Preejith has a theory about why his sweet, milky flavored teas outsell coffee. “Coffee is not so nice. I went to drink an espresso at a modern shop with air conditioning in Alleppey,” the town that serves as the gateway to the backwaters, he said. “The coffee cost 90 rupees [about $1.50] and I thought it was not so nice. The taste was so dry and irritating and they just give you some small biscuit. They are even charging 70 or 80 rupees for a masala tea. I am charging just 15 rupees and I give a whole plate of biscuits.”
At 15 rupees, Coffee Hut’s tea is more than double the price of a cup at one of the local tea stalls that dot the backwaters, which typically charge between 5 and 7 rupees. Preejith explained that he provides a different service than these local enterprises. “I serve premium tea mostly to tourists. The local shops use tea that is 35 rupees for 250 grams, but I go to Munnar and pay 150 rupees for 250 grams. I used to charge just 10 rupees a cup but we could not make any profit.”

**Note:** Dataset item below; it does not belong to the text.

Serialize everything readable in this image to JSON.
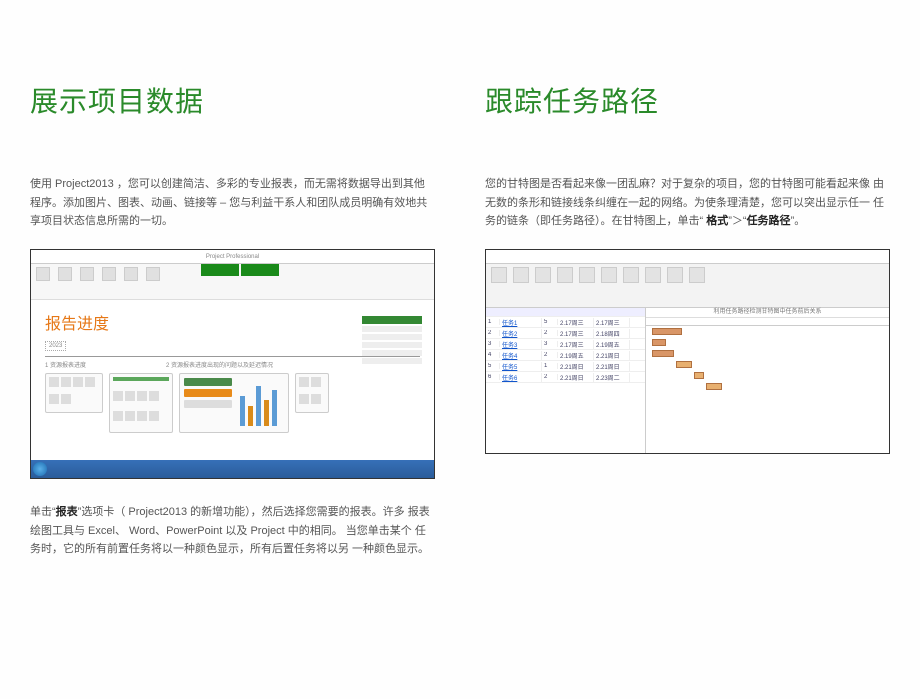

Before he started Coffee Hut, Preejith’s family depended on agriculture. His father Prasannan worked as a toddy tapper, climbing coconut palms and collecting their sap, which quickly ferments into a sour alcoholic beverage known as toddy. Since he was 18, Prasannan would work for six weeks straight on a palm plantation in Palakkad, about 200 km north, then enjoy a week’s rest with his family. When Prasannan’s brother died a few years ago, he moved back to Kainakary to manage the family’s five acres of rice paddy.
Coffee Hut brings a welcome additional source of income. “With farming, we only get money after harvesting, which happens twice a year,” Prasannan said. “For the first five months of the year we are only spending money. The shop is good because it brings more money than the field.”
Preejith’s mother Saima serves as Coffee Hut’s chai walli and chef, making dishes such as mango fish curry and duck roasted in coconut oil. She said she is happy for the newfound employment. “I like making tea for people and having something extra to do. It feels good to earn and I am proud of my son for starting the business.”
Preejith, who completed a course in marine engineering in the western state of Gujarat, has ambitions beyond the backwaters. “I am hoping to work at sea and I gave my application to many shipping companies, but we need to give two or three lakhs to get admission onto a ship [about $3,200 to $4,800],” he said, alluding to the fees agents demand for job placement services.
In the meantime, Preejith contemplates Coffee Hut’s expansion. He is considering building a small house next to his family’s where guests could stay overnight. “It would be a new concept for this area. There are many tourists on houseboats, but no homestays.” But he would be sure to do it in an eco-friendly way. “I don’t want to disturb the habitat and the natural beauty of this place,” he said, pointing to the surrounding bamboo groves.
Indeed, while tourism has brought money into the backwaters, it has not come without negative consequences. “Pollution is getting more here. Many of these houseboats are not obeying the rules. Their oil is contaminating the water and they throw all their food waste in the water, which is very bad for the environment,” Preejith said, shaking his head.
But Preejith said his neighbors do not mind the traffic Coffee Hut brings. “The tourists who come here are all nice and do not give any trouble. Plus, the local people support us because they bring their kids here to get ice cream.”